There are lots of easier, more tractable opportunities out there, and I list a number of them.

Topic: 
Tags: 

Reports Of The Death Of Self-Driving Cars Are Greatly Exaggerated

This past month, especially with the shutdown of Argo.AI, have seen a number of declarations of the death of robocars. Thank to markets and expected consolidation, there definitely is a rough patch, but here's the argument that the field is hardly pining for the fjords and some things are going gangbusters, and not a decade or more away.

Read it on Forbes at Reports Of The Death Of Self-Driving Cars Are Greatly Exaggerated

Topic: 
Tags: 

Zoom calls on Teslas and French Solar Parking Lots

Two stories today:

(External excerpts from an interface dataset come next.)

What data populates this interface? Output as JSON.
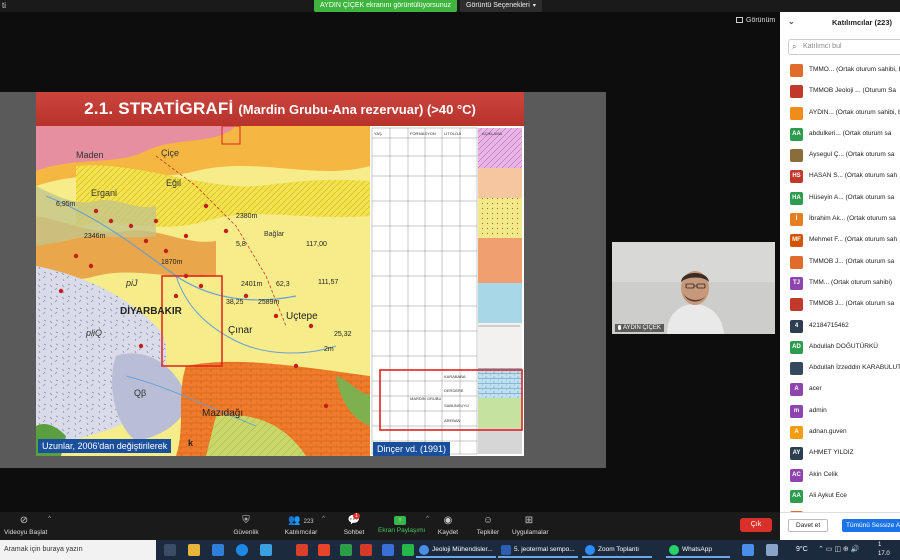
{
  "topbar": {
    "left_mark": "ti",
    "share_banner": "AYDIN ÇİÇEK ekranını görüntülüyorsunuz",
    "view_options": "Görüntü Seçenekleri"
  },
  "stage": {
    "view_button": "Görünüm"
  },
  "slide": {
    "title": "2.1. STRATİGRAFİ",
    "subtitle": "(Mardin Grubu-Ana rezervuar) (>40 °C)",
    "caption_left": "Uzunlar, 2006'dan değiştirilerek",
    "caption_right": "Dinçer vd. (1991)",
    "map_labels": [
      "Maden",
      "Çiçe",
      "Ergani",
      "Eğil",
      "DİYARBAKIR",
      "Uçtepe",
      "Çınar",
      "Mazıdağı",
      "Bağlar",
      "pliQ",
      "piJ",
      "Qβ",
      "k"
    ],
    "map_values": [
      "6,95m",
      "2346m",
      "1870m",
      "2380m",
      "2401m",
      "62,3",
      "111,57",
      "38,25",
      "2589m",
      "117,00",
      "2m",
      "25,32",
      "5,8"
    ],
    "strat_labels": [
      "YAŞ",
      "FORMASYON",
      "LİTOLOJİ",
      "AÇIKLAMA",
      "KARABABA",
      "DERDERE",
      "SABUNSUYU",
      "AREBAN",
      "MARDİN GRUBU"
    ]
  },
  "video": {
    "name": "AYDIN ÇİÇEK"
  },
  "toolbar": {
    "start_video": "Videoyu Başlat",
    "security": "Güvenlik",
    "participants": "Katılımcılar",
    "participants_count": "223",
    "chat": "Sohbet",
    "chat_badge": "1",
    "share_screen": "Ekran Paylaşımı",
    "record": "Kaydet",
    "reactions": "Tepkiler",
    "apps": "Uygulamalar",
    "leave": "Çık"
  },
  "sidebar": {
    "title": "Katılımcılar (223)",
    "search_placeholder": "Katılımcı bul",
    "participants": [
      {
        "initials": "",
        "name": "TMMO... (Ortak oturum sahibi, bu",
        "color": "#e06b2b"
      },
      {
        "initials": "",
        "name": "TMMOB Jeoloji ... (Oturum Sa",
        "color": "#c0392b"
      },
      {
        "initials": "",
        "name": "AYDIN... (Ortak oturum sahibi, b",
        "color": "#f08c1a"
      },
      {
        "initials": "AA",
        "name": "abdulkeri... (Ortak oturum sa",
        "color": "#2e9b4f"
      },
      {
        "initials": "",
        "name": "Aysegul Ç... (Ortak oturum sa",
        "color": "#8a6d3b"
      },
      {
        "initials": "HS",
        "name": "HASAN S... (Ortak oturum sah",
        "color": "#c0392b"
      },
      {
        "initials": "HA",
        "name": "Hüseyin A... (Ortak oturum sa",
        "color": "#2e9b4f"
      },
      {
        "initials": "İ",
        "name": "İbrahim Ak... (Ortak oturum sa",
        "color": "#e67e22"
      },
      {
        "initials": "MF",
        "name": "Mehmet F... (Ortak oturum sah",
        "color": "#d35400"
      },
      {
        "initials": "",
        "name": "TMMOB J... (Ortak oturum sa",
        "color": "#e06b2b"
      },
      {
        "initials": "TJ",
        "name": "TMM... (Ortak oturum sahibi)",
        "color": "#8e44ad"
      },
      {
        "initials": "",
        "name": "TMMOB J... (Ortak oturum sa",
        "color": "#c0392b"
      },
      {
        "initials": "4",
        "name": "42184715462",
        "color": "#2c3e50"
      },
      {
        "initials": "AD",
        "name": "Abdullah DOĞUTÜRKÜ",
        "color": "#2e9b4f"
      },
      {
        "initials": "",
        "name": "Abdullah İzzeddin KARABULUT",
        "color": "#34495e"
      },
      {
        "initials": "A",
        "name": "acer",
        "color": "#8e44ad"
      },
      {
        "initials": "m",
        "name": "admin",
        "color": "#8e44ad"
      },
      {
        "initials": "A",
        "name": "adnan.guven",
        "color": "#f39c12"
      },
      {
        "initials": "AY",
        "name": "AHMET YILDIZ",
        "color": "#2c3e50"
      },
      {
        "initials": "AC",
        "name": "Akin Celik",
        "color": "#8e44ad"
      },
      {
        "initials": "AA",
        "name": "Ali Aykut Ece",
        "color": "#2e9b4f"
      },
      {
        "initials": "",
        "name": "",
        "color": "#e06b2b"
      }
    ],
    "invite": "Davet et",
    "mute_all": "Tümünü Sessize Al"
  },
  "taskbar": {
    "search_placeholder": "Aramak için buraya yazın",
    "apps": [
      {
        "label": "Jeoloji Mühendisler...",
        "color": "#4a8fe7"
      },
      {
        "label": "5. jeotermal sempo...",
        "color": "#2b5fb4"
      },
      {
        "label": "Zoom Toplantı",
        "color": "#2d8cff"
      },
      {
        "label": "WhatsApp",
        "color": "#25d366"
      }
    ],
    "weather": "9°C",
    "clock_time": "1",
    "clock_date": "17.0"
  }
}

France mandates solar panels on parking lots

France will require all parking lots with over 80 spaces to put in solar panels. That's huge, and means the power will be generated right where cars are charging in the morning -- no grid distribution needed.

France Mandates Solar Panels On Most Parking Lots; A Great Marriage With The EV

Tags: 

Andrej Karpathy, former AI head at Tesla, explains taking out sensors

In a short interview snippet, Karpathy, who recently stepped down from being director of AI for Tesla, explains their reasoning for taking out radar, ultrasonics, and never using LIDAR or detailed maps.

"The best part is no part" is Elon's philosophy, and it's a valid one, if you are an automaker who wants to lower costs. But is it the right philosophy if you want to be first on the road with a safe robocar?

Topic: 
Tags: 

Electrify America Chargers are rarely used, what's up with non-Tesla charging?

A press release from Electrify America, the largest non-Tesla charging network, revealed that their average stall is used slightly more than once a day.

I explore what that might be and what it means, with questions about how much people road trip in non-Teslas and the issues with poor reliability of these stations. And I point out ways to improve that reliability, including failing operational at the risk of giving out some free electricity.

Topic: 
Tags: 

Tesla Asks Drivers To Vote On New Supercharger Locations, But Will They Be Rural?

Tesla is conducting a vote among owners on where to put new Superchargers. This will identify popular locations, but popularity may not be the only metric to use to decide where fast charging goes. Tesla paved the way by creating chargers not to use in your home town, but so that you would feel confident you could take your EV on long road trips -- something not possible before. The best choices may be small and rural, where people only go rarely, but where they want to feel they could go if they wanted.

Topic: 
Tags: 

You can now go to the gate to meet folks at ONT airport again. We can get rid of the airport security nightmare if we want to as well

At ONT airport (Ontario California, east of L.A.) you can now once again get a pass to meet your family at the gate. That stopped on 9/11. But modern technology should be able to get rid of security lines and restore us to those simpler times of the past when flying wasn't a nightmare. Through the use of remote inspectors who can keep the x-ray belt rolling non-stop, and appointments at security and other tricks there is no reason most of the nightmare that airports have become can't be fixed.

Topic: 
Tags: 

Launching the Alef, a try fly-and-drive flying car

Today I attended the launch of the Alef, a new e-VTOL vehicle that drives as well as flies. Most so-called flying cars don't actually drive, and there are reasons for this, but Alef thinks the advantages outweigh the disadvantages.

I've been friends with Alef since 2018, though I have no stock, so here's my report on the issues in their design and launch.

Read Launching the Alef, a try fly-and-drive flying car

Tags: 

Zoox gets more different with thermal cameras

Amazon's robotaxi company, Zoox, has always worked to be different, with its own custom vehicle designed from the ground up. They have added thermal cameras to it for night vision and detection of people and animals. I look at what that does and other factors about the normally low-profile company in this new Forbes.com article.

Zoox gets more different with thermal cameras

Topic: 
Tags: 

Pages